Records for the exercise Start Marker
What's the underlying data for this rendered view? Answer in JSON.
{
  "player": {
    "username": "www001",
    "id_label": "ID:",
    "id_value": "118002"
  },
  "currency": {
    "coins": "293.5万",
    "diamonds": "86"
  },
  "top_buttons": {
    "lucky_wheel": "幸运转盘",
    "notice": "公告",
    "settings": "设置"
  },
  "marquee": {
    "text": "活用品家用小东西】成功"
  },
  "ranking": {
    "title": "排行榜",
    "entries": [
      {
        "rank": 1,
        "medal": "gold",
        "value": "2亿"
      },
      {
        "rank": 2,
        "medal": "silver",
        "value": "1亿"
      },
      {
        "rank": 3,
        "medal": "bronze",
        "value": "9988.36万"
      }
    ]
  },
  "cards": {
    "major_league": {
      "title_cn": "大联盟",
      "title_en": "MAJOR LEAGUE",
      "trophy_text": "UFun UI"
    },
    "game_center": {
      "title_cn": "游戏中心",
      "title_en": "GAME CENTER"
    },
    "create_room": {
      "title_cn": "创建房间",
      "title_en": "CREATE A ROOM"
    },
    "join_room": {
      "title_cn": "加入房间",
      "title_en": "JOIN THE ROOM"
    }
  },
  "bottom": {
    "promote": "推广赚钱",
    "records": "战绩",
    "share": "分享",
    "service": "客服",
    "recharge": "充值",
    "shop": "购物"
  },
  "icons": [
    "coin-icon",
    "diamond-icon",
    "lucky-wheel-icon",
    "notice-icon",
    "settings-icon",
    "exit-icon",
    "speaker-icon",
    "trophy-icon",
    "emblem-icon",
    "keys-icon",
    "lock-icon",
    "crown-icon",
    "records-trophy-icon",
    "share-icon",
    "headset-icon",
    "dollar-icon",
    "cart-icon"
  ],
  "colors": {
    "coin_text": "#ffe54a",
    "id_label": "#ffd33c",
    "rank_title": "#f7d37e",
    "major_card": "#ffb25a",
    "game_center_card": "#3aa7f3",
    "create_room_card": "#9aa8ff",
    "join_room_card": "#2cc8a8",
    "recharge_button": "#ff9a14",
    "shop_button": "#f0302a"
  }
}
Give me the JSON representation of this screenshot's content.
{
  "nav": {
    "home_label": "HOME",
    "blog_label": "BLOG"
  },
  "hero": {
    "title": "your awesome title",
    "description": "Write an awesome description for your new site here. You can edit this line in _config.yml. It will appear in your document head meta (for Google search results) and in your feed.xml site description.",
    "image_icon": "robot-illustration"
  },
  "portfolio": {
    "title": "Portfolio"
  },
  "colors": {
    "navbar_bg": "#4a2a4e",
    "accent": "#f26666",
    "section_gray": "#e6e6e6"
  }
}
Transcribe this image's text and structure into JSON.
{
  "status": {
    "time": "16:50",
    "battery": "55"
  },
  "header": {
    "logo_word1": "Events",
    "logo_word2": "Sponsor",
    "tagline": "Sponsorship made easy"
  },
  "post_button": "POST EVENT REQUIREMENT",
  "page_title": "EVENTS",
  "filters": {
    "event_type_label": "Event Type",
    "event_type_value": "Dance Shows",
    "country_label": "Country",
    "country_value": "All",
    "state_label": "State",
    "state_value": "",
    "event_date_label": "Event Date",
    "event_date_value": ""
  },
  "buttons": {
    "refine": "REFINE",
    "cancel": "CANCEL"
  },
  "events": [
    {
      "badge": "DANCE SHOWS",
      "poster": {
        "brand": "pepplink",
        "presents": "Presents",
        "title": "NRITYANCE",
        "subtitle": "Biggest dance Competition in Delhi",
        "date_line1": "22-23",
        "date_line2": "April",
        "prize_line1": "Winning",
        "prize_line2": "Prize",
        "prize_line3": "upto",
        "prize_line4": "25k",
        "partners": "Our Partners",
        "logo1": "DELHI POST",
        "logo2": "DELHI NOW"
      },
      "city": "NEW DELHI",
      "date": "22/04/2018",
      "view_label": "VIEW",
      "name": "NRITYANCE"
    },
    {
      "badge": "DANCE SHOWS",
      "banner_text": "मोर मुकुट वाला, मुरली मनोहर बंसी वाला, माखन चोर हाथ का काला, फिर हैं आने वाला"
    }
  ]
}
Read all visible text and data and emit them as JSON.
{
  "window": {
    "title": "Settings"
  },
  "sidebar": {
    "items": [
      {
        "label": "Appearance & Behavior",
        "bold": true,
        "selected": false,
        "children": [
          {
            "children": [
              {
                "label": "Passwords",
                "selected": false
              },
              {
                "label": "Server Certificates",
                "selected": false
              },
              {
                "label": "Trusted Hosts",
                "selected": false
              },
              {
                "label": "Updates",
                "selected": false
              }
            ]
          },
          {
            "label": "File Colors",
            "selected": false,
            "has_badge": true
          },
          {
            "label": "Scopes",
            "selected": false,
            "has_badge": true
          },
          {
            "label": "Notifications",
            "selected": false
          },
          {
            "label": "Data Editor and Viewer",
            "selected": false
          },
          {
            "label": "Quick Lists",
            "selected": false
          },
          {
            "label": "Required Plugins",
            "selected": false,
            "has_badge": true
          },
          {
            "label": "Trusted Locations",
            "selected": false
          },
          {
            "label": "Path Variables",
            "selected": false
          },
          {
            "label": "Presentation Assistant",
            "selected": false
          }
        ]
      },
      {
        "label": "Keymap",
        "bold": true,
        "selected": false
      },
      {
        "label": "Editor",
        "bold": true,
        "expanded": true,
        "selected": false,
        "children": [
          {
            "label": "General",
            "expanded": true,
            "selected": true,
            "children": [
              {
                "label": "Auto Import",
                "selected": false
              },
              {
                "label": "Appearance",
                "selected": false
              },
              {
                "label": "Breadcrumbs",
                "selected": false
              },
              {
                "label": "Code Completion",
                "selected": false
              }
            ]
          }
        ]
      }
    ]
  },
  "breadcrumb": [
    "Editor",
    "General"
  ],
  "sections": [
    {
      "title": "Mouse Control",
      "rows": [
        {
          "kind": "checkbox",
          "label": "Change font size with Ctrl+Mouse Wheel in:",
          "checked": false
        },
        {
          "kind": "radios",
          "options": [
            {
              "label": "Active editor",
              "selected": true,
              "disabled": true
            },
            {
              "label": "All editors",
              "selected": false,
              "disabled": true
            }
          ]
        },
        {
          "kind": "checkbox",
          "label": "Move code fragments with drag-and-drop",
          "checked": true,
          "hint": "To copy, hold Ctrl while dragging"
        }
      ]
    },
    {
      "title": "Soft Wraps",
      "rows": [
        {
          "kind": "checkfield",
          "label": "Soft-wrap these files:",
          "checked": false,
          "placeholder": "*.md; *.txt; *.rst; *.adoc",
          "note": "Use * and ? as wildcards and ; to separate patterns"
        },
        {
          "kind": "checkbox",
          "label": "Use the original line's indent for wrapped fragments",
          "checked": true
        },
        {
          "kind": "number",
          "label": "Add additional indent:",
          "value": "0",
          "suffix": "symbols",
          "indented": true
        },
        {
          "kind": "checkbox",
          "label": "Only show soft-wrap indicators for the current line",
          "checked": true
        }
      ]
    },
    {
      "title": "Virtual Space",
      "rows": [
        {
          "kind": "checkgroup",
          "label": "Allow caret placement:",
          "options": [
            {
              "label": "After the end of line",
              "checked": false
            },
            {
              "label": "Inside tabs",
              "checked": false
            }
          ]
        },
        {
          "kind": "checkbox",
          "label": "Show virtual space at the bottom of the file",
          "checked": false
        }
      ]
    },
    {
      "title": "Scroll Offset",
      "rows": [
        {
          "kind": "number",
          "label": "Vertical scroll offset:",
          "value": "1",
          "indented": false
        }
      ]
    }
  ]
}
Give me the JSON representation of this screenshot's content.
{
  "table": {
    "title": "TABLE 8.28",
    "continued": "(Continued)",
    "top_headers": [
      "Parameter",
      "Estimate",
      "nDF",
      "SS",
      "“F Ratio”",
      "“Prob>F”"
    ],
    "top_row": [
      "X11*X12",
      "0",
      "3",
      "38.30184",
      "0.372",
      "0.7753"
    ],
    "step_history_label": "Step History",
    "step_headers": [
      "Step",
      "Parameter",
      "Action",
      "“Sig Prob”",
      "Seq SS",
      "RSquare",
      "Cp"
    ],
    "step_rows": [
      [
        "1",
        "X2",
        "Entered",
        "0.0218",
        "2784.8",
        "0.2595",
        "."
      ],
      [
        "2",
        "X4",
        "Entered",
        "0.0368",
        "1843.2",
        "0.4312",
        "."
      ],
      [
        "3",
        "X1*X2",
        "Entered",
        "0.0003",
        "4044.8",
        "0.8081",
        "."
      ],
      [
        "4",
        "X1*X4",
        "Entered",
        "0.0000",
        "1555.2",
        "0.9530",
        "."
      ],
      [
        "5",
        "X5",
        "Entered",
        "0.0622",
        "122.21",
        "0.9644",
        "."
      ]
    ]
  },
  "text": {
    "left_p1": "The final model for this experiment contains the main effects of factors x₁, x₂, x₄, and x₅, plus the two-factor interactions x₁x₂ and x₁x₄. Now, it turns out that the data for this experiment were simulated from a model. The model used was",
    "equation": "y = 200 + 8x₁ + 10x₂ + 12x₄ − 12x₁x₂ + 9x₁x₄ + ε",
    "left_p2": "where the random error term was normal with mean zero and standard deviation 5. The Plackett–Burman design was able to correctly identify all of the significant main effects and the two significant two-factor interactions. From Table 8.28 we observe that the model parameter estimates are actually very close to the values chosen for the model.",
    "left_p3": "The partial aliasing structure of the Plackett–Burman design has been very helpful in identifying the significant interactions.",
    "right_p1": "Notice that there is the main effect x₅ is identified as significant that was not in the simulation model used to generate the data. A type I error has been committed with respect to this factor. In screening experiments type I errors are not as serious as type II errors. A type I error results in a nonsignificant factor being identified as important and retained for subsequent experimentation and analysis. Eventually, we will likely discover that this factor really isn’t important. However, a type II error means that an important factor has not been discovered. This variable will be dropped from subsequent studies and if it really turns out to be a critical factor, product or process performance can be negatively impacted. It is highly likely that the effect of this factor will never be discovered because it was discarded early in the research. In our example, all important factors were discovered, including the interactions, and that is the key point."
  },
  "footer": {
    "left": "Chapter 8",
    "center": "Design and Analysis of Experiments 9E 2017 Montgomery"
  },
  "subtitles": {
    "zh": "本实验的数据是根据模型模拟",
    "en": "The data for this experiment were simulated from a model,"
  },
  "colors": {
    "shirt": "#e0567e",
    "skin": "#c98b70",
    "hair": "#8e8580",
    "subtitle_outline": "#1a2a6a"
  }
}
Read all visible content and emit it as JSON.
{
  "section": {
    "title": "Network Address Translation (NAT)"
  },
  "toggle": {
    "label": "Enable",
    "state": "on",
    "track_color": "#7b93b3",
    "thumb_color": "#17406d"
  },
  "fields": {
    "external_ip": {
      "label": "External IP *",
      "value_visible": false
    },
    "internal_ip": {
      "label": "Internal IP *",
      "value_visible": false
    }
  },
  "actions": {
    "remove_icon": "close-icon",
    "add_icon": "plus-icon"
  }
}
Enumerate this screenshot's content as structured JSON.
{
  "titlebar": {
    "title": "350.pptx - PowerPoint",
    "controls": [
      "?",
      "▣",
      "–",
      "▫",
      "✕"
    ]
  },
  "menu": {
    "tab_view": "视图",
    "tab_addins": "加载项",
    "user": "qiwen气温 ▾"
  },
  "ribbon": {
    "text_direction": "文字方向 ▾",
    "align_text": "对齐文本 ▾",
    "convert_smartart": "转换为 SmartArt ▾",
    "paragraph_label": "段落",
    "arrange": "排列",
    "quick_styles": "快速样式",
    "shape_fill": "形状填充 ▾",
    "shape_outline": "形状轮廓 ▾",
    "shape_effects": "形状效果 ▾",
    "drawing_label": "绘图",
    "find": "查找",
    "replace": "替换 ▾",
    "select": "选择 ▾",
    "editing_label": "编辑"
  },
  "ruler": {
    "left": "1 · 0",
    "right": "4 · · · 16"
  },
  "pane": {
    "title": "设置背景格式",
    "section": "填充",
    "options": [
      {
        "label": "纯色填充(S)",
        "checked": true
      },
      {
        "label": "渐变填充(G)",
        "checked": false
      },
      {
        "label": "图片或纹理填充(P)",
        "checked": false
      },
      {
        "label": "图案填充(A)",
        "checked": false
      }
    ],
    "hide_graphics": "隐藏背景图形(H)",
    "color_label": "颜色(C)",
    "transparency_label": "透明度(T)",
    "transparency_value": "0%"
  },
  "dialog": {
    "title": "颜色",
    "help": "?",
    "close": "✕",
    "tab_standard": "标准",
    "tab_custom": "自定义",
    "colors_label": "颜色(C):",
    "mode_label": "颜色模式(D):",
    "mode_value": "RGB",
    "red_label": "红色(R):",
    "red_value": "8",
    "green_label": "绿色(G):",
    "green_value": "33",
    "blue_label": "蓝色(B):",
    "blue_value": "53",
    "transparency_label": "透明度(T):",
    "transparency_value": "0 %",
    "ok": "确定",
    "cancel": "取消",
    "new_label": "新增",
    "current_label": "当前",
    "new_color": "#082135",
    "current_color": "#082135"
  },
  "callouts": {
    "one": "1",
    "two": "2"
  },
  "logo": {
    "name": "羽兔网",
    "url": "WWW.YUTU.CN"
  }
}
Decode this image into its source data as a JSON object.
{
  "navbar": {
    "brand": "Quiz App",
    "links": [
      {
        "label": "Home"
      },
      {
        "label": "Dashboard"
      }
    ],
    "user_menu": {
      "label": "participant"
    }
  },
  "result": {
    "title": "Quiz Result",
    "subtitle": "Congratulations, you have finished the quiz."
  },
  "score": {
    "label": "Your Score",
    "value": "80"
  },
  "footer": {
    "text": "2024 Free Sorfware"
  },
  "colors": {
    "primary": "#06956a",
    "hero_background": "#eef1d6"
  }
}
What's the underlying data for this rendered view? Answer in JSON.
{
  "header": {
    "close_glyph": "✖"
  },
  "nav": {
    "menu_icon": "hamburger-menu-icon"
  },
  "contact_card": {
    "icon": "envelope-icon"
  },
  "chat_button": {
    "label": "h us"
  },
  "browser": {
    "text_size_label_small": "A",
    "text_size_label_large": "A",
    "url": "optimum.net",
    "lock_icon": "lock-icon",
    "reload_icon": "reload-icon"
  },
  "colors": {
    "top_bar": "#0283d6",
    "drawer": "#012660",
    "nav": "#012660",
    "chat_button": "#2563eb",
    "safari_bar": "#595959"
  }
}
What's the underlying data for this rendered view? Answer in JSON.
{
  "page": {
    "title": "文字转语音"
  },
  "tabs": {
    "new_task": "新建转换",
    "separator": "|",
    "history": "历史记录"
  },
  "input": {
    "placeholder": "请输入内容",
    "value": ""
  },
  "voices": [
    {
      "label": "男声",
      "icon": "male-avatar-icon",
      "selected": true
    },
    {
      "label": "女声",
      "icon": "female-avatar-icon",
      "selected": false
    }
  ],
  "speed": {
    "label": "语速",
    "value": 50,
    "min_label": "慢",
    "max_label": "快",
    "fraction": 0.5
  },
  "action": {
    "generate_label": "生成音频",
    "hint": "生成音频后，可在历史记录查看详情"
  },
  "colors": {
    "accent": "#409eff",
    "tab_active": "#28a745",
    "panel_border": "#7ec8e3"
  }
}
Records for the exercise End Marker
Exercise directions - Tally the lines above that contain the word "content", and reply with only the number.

Finished exercise - 4